Required action ::
Repeat every entry in full. Match each line exactly.

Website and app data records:
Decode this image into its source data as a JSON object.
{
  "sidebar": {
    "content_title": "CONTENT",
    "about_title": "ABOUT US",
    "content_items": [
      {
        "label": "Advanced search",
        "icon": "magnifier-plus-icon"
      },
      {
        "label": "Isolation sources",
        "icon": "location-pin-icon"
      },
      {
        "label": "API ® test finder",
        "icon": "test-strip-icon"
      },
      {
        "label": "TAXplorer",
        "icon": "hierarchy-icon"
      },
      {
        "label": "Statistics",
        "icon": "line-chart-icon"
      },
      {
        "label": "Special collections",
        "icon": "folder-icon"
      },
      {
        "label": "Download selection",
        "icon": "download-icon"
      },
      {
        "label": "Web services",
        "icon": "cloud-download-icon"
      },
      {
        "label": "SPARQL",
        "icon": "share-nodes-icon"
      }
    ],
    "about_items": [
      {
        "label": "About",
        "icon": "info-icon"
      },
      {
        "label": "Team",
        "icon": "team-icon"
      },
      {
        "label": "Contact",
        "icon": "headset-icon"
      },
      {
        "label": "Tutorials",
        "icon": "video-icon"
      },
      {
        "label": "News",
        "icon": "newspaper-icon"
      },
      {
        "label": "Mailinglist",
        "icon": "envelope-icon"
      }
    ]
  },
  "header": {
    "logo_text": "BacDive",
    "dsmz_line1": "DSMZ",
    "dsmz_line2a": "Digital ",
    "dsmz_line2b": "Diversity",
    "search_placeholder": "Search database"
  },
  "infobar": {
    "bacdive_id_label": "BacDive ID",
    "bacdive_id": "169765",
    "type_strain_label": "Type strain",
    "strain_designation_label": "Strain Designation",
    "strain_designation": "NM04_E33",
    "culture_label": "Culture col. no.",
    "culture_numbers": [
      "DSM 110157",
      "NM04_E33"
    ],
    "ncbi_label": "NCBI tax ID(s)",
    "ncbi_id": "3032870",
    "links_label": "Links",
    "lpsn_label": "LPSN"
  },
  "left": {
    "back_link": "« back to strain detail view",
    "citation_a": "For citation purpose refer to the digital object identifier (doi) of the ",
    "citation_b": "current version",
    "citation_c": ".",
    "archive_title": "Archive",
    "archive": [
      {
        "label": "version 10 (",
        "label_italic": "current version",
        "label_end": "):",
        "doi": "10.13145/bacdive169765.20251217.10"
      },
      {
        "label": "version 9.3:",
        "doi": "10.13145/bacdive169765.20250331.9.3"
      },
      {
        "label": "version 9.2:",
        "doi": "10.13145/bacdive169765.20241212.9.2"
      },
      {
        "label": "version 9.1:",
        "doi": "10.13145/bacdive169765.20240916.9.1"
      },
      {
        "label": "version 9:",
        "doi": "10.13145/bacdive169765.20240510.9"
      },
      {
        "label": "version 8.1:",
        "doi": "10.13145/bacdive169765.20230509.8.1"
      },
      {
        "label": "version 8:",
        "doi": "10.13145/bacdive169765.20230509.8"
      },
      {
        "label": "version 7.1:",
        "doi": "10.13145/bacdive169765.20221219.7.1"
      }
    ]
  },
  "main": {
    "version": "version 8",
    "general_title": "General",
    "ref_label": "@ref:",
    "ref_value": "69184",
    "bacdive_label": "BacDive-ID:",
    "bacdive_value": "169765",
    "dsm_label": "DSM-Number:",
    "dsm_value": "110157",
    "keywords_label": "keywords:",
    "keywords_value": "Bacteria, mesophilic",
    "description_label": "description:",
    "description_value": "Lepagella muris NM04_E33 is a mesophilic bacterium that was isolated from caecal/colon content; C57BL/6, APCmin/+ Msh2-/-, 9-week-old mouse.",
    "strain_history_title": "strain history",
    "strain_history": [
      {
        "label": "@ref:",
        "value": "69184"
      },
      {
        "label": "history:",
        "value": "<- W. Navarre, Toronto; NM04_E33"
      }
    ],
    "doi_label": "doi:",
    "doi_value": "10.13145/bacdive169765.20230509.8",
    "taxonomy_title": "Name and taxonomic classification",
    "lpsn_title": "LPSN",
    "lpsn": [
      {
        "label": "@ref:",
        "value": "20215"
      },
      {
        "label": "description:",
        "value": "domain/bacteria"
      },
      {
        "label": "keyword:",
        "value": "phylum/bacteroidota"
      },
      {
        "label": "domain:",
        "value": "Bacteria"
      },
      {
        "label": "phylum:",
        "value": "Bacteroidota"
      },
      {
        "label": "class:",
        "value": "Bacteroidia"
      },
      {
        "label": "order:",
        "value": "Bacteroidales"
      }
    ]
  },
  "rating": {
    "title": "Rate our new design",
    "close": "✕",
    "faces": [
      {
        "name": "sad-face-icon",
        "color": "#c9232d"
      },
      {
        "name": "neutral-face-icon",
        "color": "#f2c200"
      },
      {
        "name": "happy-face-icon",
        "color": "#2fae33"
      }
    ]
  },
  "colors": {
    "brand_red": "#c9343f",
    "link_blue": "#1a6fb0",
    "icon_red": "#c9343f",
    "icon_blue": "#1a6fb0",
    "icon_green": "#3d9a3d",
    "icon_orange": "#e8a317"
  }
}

Output of the task ::
Decode this image into its source data as a JSON object.
{
  "sidebar": {
    "content_title": "CONTENT",
    "about_title": "ABOUT US",
    "content_items": [
      {
        "label": "Advanced search",
        "icon": "magnifier-plus-icon"
      },
      {
        "label": "Isolation sources",
        "icon": "location-pin-icon"
      },
      {
        "label": "API ® test finder",
        "icon": "test-strip-icon"
      },
      {
        "label": "TAXplorer",
        "icon": "hierarchy-icon"
      },
      {
        "label": "Statistics",
        "icon": "line-chart-icon"
      },
      {
        "label": "Special collections",
        "icon": "folder-icon"
      },
      {
        "label": "Download selection",
        "icon": "download-icon"
      },
      {
        "label": "Web services",
        "icon": "cloud-download-icon"
      },
      {
        "label": "SPARQL",
        "icon": "share-nodes-icon"
      }
    ],
    "about_items": [
      {
        "label": "About",
        "icon": "info-icon"
      },
      {
        "label": "Team",
        "icon": "team-icon"
      },
      {
        "label": "Contact",
        "icon": "headset-icon"
      },
      {
        "label": "Tutorials",
        "icon": "video-icon"
      },
      {
        "label": "News",
        "icon": "newspaper-icon"
      },
      {
        "label": "Mailinglist",
        "icon": "envelope-icon"
      }
    ]
  },
  "header": {
    "logo_text": "BacDive",
    "dsmz_line1": "DSMZ",
    "dsmz_line2a": "Digital ",
    "dsmz_line2b": "Diversity",
    "search_placeholder": "Search database"
  },
  "infobar": {
    "bacdive_id_label": "BacDive ID",
    "bacdive_id": "169765",
    "type_strain_label": "Type strain",
    "strain_designation_label": "Strain Designation",
    "strain_designation": "NM04_E33",
    "culture_label": "Culture col. no.",
    "culture_numbers": [
      "DSM 110157",
      "NM04_E33"
    ],
    "ncbi_label": "NCBI tax ID(s)",
    "ncbi_id": "3032870",
    "links_label": "Links",
    "lpsn_label": "LPSN"
  },
  "left": {
    "back_link": "« back to strain detail view",
    "citation_a": "For citation purpose refer to the digital object identifier (doi) of the ",
    "citation_b": "current version",
    "citation_c": ".",
    "archive_title": "Archive",
    "archive": [
      {
        "label": "version 10 (",
        "label_italic": "current version",
        "label_end": "):",
        "doi": "10.13145/bacdive169765.20251217.10"
      },
      {
        "label": "version 9.3:",
        "doi": "10.13145/bacdive169765.20250331.9.3"
      },
      {
        "label": "version 9.2:",
        "doi": "10.13145/bacdive169765.20241212.9.2"
      },
      {
        "label": "version 9.1:",
        "doi": "10.13145/bacdive169765.20240916.9.1"
      },
      {
        "label": "version 9:",
        "doi": "10.13145/bacdive169765.20240510.9"
      },
      {
        "label": "version 8.1:",
        "doi": "10.13145/bacdive169765.20230509.8.1"
      },
      {
        "label": "version 8:",
        "doi": "10.13145/bacdive169765.20230509.8"
      },
      {
        "label": "version 7.1:",
        "doi": "10.13145/bacdive169765.20221219.7.1"
      }
    ]
  },
  "main": {
    "version": "version 8",
    "general_title": "General",
    "ref_label": "@ref:",
    "ref_value": "69184",
    "bacdive_label": "BacDive-ID:",
    "bacdive_value": "169765",
    "dsm_label": "DSM-Number:",
    "dsm_value": "110157",
    "keywords_label": "keywords:",
    "keywords_value": "Bacteria, mesophilic",
    "description_label": "description:",
    "description_value": "Lepagella muris NM04_E33 is a mesophilic bacterium that was isolated from caecal/colon content; C57BL/6, APCmin/+ Msh2-/-, 9-week-old mouse.",
    "strain_history_title": "strain history",
    "strain_history": [
      {
        "label": "@ref:",
        "value": "69184"
      },
      {
        "label": "history:",
        "value": "<- W. Navarre, Toronto; NM04_E33"
      }
    ],
    "doi_label": "doi:",
    "doi_value": "10.13145/bacdive169765.20230509.8",
    "taxonomy_title": "Name and taxonomic classification",
    "lpsn_title": "LPSN",
    "lpsn": [
      {
        "label": "@ref:",
        "value": "20215"
      },
      {
        "label": "description:",
        "value": "domain/bacteria"
      },
      {
        "label": "keyword:",
        "value": "phylum/bacteroidota"
      },
      {
        "label": "domain:",
        "value": "Bacteria"
      },
      {
        "label": "phylum:",
        "value": "Bacteroidota"
      },
      {
        "label": "class:",
        "value": "Bacteroidia"
      },
      {
        "label": "order:",
        "value": "Bacteroidales"
      }
    ]
  },
  "rating": {
    "title": "Rate our new design",
    "close": "✕",
    "faces": [
      {
        "name": "sad-face-icon",
        "color": "#c9232d"
      },
      {
        "name": "neutral-face-icon",
        "color": "#f2c200"
      },
      {
        "name": "happy-face-icon",
        "color": "#2fae33"
      }
    ]
  },
  "colors": {
    "brand_red": "#c9343f",
    "link_blue": "#1a6fb0",
    "icon_red": "#c9343f",
    "icon_blue": "#1a6fb0",
    "icon_green": "#3d9a3d",
    "icon_orange": "#e8a317"
  }
}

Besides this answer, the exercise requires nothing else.